• Required work: Which lines in the data below contain the string "Holy"? Show each one.

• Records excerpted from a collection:
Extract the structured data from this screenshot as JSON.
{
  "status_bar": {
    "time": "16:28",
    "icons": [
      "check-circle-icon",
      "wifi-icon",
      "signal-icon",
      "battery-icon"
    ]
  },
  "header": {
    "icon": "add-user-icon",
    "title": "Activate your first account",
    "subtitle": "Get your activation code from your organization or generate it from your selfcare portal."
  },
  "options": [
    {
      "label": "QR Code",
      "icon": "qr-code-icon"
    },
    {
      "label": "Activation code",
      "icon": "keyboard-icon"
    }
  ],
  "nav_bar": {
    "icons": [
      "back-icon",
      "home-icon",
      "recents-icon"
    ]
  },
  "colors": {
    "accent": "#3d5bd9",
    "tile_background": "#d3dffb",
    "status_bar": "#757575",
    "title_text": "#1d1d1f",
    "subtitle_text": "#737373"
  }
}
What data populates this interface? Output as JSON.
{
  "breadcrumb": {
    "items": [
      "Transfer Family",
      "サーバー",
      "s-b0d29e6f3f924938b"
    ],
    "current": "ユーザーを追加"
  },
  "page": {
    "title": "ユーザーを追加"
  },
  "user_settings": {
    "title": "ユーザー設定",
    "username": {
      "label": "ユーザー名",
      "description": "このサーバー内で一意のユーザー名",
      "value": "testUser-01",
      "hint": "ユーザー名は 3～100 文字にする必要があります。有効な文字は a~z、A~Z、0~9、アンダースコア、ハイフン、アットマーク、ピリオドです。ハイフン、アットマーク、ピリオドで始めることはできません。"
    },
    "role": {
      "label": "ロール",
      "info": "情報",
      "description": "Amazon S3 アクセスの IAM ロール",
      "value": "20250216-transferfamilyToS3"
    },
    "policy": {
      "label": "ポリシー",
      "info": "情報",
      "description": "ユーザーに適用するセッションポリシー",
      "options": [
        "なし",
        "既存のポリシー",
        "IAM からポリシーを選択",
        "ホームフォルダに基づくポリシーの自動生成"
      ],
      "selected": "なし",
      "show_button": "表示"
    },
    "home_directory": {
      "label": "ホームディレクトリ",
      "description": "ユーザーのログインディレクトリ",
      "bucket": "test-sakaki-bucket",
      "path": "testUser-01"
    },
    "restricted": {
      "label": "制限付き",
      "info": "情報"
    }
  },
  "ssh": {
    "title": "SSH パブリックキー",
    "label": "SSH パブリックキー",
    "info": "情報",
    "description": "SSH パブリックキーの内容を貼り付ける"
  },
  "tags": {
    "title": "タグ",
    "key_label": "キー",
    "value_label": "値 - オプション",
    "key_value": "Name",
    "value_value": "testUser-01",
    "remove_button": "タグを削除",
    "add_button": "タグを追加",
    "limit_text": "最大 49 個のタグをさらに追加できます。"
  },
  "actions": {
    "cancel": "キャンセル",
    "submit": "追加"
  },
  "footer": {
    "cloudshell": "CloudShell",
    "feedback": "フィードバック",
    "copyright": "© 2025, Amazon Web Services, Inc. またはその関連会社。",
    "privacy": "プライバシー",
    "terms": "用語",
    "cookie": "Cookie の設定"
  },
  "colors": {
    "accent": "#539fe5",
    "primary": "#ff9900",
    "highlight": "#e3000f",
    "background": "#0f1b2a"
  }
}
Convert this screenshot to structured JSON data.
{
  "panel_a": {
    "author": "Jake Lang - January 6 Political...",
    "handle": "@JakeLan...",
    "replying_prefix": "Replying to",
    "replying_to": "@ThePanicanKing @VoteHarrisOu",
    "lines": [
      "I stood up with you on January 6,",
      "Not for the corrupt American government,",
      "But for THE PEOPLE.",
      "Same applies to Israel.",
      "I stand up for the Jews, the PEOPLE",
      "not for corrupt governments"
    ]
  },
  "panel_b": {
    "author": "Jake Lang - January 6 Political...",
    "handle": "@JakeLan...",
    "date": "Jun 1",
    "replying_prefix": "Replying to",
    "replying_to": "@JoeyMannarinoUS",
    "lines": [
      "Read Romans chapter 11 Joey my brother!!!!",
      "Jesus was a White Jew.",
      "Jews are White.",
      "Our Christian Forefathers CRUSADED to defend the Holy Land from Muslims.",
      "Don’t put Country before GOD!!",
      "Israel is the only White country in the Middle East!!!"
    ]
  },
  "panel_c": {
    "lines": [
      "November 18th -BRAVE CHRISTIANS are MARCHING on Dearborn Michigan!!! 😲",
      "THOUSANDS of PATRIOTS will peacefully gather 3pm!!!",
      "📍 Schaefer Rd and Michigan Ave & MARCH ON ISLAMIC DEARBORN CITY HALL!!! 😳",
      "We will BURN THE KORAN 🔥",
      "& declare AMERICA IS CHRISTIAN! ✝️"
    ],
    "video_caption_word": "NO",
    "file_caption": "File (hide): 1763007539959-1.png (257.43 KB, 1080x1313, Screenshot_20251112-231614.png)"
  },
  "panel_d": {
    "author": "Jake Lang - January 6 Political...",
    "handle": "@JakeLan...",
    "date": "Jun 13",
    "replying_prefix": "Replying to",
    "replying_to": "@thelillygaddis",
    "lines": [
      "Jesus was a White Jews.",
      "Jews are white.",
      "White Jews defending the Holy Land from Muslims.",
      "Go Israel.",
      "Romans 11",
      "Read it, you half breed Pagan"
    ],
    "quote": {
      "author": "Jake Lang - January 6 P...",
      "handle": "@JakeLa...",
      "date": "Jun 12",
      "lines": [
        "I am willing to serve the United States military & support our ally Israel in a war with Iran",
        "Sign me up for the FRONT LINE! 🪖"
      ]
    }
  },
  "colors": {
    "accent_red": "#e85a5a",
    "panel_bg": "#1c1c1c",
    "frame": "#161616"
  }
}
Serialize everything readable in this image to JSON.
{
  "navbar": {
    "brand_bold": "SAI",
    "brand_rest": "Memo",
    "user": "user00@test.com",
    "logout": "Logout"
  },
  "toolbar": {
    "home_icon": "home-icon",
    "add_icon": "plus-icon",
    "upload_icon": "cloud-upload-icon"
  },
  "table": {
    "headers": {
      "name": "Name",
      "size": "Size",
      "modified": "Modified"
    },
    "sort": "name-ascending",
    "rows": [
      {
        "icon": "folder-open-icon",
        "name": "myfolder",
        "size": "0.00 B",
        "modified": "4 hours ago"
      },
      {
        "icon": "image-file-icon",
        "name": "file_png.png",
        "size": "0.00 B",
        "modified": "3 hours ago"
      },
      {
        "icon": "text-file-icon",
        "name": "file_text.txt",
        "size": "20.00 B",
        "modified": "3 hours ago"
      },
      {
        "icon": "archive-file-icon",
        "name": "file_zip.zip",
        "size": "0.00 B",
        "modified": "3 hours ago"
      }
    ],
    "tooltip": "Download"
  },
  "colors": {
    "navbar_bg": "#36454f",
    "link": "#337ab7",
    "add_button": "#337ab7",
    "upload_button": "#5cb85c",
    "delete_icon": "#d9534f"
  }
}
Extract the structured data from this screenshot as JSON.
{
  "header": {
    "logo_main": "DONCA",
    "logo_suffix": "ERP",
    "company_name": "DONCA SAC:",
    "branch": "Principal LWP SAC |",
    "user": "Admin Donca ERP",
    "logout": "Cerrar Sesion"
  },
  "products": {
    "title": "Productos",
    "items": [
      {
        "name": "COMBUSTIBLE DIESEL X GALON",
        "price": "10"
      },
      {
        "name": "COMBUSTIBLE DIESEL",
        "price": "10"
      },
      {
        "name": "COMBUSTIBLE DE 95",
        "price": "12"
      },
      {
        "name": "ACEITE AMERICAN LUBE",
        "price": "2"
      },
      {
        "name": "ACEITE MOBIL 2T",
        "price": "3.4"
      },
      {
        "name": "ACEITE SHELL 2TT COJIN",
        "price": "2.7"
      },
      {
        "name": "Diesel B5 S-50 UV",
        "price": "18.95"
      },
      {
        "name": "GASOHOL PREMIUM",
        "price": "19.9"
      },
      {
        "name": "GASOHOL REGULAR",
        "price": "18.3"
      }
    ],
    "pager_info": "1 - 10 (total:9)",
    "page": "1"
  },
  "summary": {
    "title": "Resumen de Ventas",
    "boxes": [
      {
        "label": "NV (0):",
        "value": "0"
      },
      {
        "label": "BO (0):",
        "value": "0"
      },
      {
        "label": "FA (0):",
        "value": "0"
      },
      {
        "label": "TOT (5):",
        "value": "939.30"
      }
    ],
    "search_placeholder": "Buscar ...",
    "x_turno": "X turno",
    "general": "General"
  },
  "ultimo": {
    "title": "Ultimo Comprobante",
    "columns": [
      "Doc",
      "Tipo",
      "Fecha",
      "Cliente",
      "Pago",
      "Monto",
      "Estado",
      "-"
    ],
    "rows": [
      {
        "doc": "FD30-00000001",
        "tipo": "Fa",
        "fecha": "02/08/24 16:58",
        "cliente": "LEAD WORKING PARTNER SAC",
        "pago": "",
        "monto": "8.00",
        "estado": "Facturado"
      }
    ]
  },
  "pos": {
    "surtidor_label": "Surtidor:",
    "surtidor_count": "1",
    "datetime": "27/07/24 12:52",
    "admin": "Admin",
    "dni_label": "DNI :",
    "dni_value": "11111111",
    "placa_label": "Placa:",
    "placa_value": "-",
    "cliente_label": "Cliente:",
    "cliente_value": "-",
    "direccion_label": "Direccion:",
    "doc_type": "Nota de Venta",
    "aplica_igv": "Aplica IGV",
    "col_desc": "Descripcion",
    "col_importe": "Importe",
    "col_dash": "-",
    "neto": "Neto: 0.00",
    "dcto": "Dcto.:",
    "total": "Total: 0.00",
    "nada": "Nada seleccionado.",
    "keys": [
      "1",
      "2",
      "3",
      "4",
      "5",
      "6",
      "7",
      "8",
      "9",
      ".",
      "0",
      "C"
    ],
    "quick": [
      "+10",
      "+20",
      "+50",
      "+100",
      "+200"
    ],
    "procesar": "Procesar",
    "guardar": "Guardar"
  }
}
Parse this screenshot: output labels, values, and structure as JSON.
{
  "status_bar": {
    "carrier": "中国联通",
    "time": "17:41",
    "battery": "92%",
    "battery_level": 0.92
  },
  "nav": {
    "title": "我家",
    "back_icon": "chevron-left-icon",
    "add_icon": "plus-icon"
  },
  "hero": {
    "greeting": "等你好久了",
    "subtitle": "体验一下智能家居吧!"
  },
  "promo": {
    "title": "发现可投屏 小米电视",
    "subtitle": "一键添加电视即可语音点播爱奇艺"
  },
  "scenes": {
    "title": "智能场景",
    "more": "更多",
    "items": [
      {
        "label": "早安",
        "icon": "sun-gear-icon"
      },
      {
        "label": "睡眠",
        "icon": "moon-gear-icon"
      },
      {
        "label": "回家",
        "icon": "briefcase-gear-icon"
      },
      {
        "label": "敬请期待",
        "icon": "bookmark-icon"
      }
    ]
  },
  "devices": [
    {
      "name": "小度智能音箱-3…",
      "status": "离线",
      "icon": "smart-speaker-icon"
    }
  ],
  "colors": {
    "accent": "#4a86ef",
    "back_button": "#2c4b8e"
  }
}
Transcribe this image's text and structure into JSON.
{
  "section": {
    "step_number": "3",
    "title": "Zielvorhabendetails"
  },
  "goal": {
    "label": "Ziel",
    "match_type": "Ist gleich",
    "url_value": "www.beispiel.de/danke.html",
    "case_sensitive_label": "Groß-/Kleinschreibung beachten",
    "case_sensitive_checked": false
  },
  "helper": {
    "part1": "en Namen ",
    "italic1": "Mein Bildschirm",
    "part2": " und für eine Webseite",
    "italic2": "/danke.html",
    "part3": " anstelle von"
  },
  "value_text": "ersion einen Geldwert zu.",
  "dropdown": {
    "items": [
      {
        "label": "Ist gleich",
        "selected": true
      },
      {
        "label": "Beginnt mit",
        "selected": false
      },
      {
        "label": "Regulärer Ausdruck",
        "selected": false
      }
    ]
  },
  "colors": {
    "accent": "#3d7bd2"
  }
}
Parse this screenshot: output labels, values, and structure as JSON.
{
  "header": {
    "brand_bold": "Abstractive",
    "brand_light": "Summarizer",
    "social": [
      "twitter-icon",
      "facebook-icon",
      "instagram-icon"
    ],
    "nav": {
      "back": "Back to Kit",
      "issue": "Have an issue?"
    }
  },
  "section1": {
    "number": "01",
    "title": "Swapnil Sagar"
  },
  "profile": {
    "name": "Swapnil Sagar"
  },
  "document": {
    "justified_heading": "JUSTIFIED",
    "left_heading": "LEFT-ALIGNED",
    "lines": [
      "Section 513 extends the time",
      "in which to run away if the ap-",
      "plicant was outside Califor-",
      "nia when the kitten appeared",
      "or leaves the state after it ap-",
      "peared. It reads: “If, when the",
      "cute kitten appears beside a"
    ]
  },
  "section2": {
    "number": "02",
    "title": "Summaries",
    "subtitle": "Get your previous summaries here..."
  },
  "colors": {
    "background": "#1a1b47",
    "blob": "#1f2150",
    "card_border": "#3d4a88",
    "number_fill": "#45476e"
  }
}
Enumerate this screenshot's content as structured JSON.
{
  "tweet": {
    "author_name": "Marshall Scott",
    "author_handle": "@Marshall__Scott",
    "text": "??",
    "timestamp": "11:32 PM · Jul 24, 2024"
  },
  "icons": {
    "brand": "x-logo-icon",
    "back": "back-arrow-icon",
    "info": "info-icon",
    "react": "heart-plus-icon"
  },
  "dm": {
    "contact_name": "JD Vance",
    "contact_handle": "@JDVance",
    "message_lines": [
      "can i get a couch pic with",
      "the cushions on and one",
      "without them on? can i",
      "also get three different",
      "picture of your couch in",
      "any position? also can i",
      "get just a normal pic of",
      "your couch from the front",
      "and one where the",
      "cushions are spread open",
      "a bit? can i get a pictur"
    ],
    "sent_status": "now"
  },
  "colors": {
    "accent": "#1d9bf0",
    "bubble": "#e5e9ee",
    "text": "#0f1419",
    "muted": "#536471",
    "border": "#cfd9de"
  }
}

• Answer box:
      "Our Christian Forefathers CRUSADED to defend the Holy Land from Muslims.",
      "White Jews defending the Holy Land from Muslims.",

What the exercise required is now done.